Over the past decade, Americans have increasingly shifted away from cars and toward S.U.V.s, pickup trucks and crossover vehicles, with some analysts estimating that S.U.V.s, pickup trucks and vans could make up 78 percent of vehicle sales by 2025.
The new set of larger plug-in options could “encourage a faster shift toward electric vehicles” by appealing to a broader range of consumers, said Jessika Trancik, a professor of energy studies at the Massachusetts Institute of Technology.
Consumers have already joined long waitlists for electric pickup trucks, with Ford having taken more than 200,000 reservations for Lightnings, though it has struggled with production.
Some people may need an S.U.V. or a pickup truck for their job, Dr. Trancik said, or they might be anxious about getting enough range from a smaller battery, especially if they live in a region with less charging infrastructure.
“Consumers should think about buying the highest-efficiency vehicle that still meets their needs,” she added.
Bigger and heavier E.V.s have raised other concerns over their environmental impact and public safety, too.
The batteries that power electric vehicles today, along with many personal electronics and appliances, rely on mined raw materials — like cobalt, lithium and rare earth metals — whose extraction has, in many cases, been harmful to the environment, wildlife, water and local communities. (So has oil extraction.)
The larger batteries in larger electric vehicles require more of these materials. The battery used to power General Motors’ Hummer E.V., for example, uses about the same amount of lithium per rider as three smaller car batteries or 240 electric bike batteries, according to a recent report. And it uses about half as much lithium as a battery that can power an entire electric bus.

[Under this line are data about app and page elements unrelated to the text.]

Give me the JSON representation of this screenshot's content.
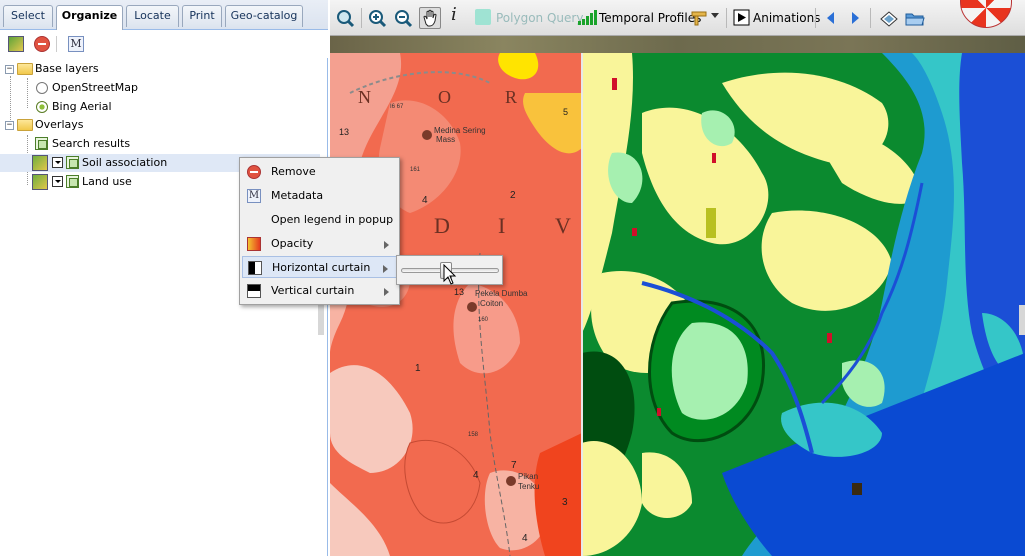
{
  "tabs": [
    {
      "label": "Select",
      "active": false
    },
    {
      "label": "Organize",
      "active": true
    },
    {
      "label": "Locate",
      "active": false
    },
    {
      "label": "Print",
      "active": false
    },
    {
      "label": "Geo-catalog",
      "active": false
    }
  ],
  "left_toolbar": {
    "icons": [
      "add-layer-icon",
      "remove-icon",
      "metadata-icon"
    ],
    "metadata_glyph": "M"
  },
  "tree": {
    "base_layers": {
      "label": "Base layers",
      "items": [
        {
          "label": "OpenStreetMap",
          "selected": false
        },
        {
          "label": "Bing Aerial",
          "selected": true
        }
      ]
    },
    "overlays": {
      "label": "Overlays",
      "items": [
        {
          "label": "Search results"
        },
        {
          "label": "Soil association"
        },
        {
          "label": "Land use"
        }
      ]
    }
  },
  "context_menu": {
    "items": [
      {
        "label": "Remove",
        "icon": "remove-icon"
      },
      {
        "label": "Metadata",
        "icon": "metadata-icon",
        "glyph": "M"
      },
      {
        "label": "Open legend in popup",
        "icon": ""
      },
      {
        "label": "Opacity",
        "icon": "opacity-icon",
        "submenu": true
      },
      {
        "label": "Horizontal curtain",
        "icon": "horizontal-curtain-icon",
        "submenu": true,
        "active": true
      },
      {
        "label": "Vertical curtain",
        "icon": "vertical-curtain-icon",
        "submenu": true
      }
    ],
    "curtain_slider_value": 0.45
  },
  "map_toolbar": {
    "polygon_query": "Polygon Query",
    "temporal_profiles": "Temporal Profiles",
    "animations": "Animations",
    "info_glyph": "i"
  },
  "geo_map_labels": {
    "n": "N",
    "o": "O",
    "r": "R",
    "d": "D",
    "i": "I",
    "v": "V",
    "medina": "Medina Sering",
    "mass": "Mass",
    "pekela": "Pekela Dumba",
    "coiton": "Coiton",
    "pikan": "Pikan",
    "tenku": "Tenku",
    "n13a": "13",
    "n13b": "13",
    "n5": "5",
    "n4a": "4",
    "n2": "2",
    "n1": "1",
    "n4b": "4",
    "n7": "7",
    "n4c": "4",
    "n3": "3",
    "n161": "161",
    "n160": "160",
    "n158": "158",
    "nI16": "I6 67"
  },
  "colors": {
    "accent": "#99bbe8",
    "geo_red": "#f26a4f",
    "geo_salmon": "#f4a090",
    "land_yellow": "#f9f59a",
    "land_green": "#0b8a2f",
    "water_blue": "#1b4fd6",
    "water_cyan": "#35c6c8"
  }
}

The same report found that the strain on key mineral supplies could be eased by reducing car dependence in the United States, downsizing electric vehicle batteries and ramping up battery recycling.
Larger batteries have also added significant weight to many big electric vehicles, anywhere from hundreds to thousands of pounds.
Research has shown that heavier vehicles, when involved in a crash, can be more lethal for those outside of the vehicle, including drivers of smaller cars and pedestrians, cyclists and wheelchair users.
Heavier vehicles strike pedestrians and other road users with more force, said Beth Osborne, director of the advocacy group Transportation for America. Bigger vehicles that are taller at the front, like many pickup trucks, also limit a driver’s visibility.
In the United States, traffic deaths have increased in recent years, while fatalities in other comparably developed countries have been falling. There are a number of factors to blame, including dangerous road design and high speed limits, but experts and advocates point to the supersizing of America’s vehicles, too.
Jennifer Homendy, chairwoman of the United States National Transportation Safety Board, raised concerns this year about the increased risk of severe injury and death from larger, heavier electric vehicles, citing the electric Hummer and F-150 Lightning as prime examples. Both vehicles have packed on an additional 1,000 to 2,500 pounds compared with their gas-powered counterparts. (For reference, 2,500 pounds is heavier than a Mazda Miata.)
Ms. Gilliard called safety a “top priority” for Ford, noting that all newer F-150 models, including the E.V.s, have a variety of safety features, including automatic emergency braking and pedestrian detection.
Support for bigger, bulkier electric vehicles is often split, said Dave Mullaney, a principal on the Carbon-Free Transportation team at the Rocky Mountain Institute.
Some see the E.V. revolution as a crucial opportunity to rethink Americans’ overdependence on cars, he said. Others think it’s best to “meet the American consumer where they are.”
And right now, American consumers love their big S.U.V.s and pickup trucks.